[6] An insurer owes a duty to defend unless it is willing to say that the allegations in the underlying complaint fail to state facts that bring the case within, or potentially within, the policy’s coverage. See U.S. Fid. & Guar. Co. v. Wilkin Insulation Co., 144 Ill.2d 64, 161 Ill.Dec. 280, 578 N.E.2d 926, 930 (1991) (citing Conway v. Country Cas. Ins. Co., 92 Ill.2d 388, 65 Ill.Dec. 934, 442 N.E.2d 245, 247 (1982)). The consequences for refusing to defend a claim later found to have been within or potentially within the scope of the policy’s coverage are harsh: The insurer is forbidden from raising policy defenses to coverage, even if those defenses might have been successful had the insurer not breached its duty to defend. See Emp’rs Ins. of Wausau v. Ehlco Liquidating Trust, 186 Ill.2d 127, 237 Ill.Dec. 82, 708 N.E.2d 1122, 1135 (1999) (describing the estoppel doctrine). Thus, when an insurer believes that the underlying complaint fails to trigger its duty to defend, Illinois recommends taking one of two courses of action: “(1) defend the suit under a reservation of rights or (2) seek a declaratory judgment that there is no coverage.” Id. 237 Ill.Dec. 82, 708 N.E.2d at 1134-35; see also Gen. Agents Ins. Co. of Am. v. Midwest Sporting Goods Co., 215 Ill.2d 146, 293 Ill. Dec. 594, 828 N.E.2d 1092, 1104 (2005) (refusing to permit an insurer to recover defense costs associated with uncovered claims pursuant to a reservation of rights absent an express provision to that effect in the insurance contract).

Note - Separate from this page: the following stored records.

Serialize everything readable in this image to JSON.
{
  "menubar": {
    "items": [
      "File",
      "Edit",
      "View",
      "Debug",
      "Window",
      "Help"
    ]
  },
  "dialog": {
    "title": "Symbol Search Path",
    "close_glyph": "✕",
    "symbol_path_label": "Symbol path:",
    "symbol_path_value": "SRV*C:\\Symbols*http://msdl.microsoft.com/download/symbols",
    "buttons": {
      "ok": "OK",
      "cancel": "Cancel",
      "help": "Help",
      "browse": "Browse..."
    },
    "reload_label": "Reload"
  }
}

[7] Condition 4(a) also uses the phrase “causes of action” interchangeably with the word “claim,” but that doesn’t change matters. An affirmative defense is not a “cause of action.” See BLACK’S LAW DICTIONARY 266 (10th ed.2014) (defining “cause of action” as “[a] group of operative facts giving rise to one or more bases for suing; a factual situation that entitles one person to obtain a remedy in court from another person”).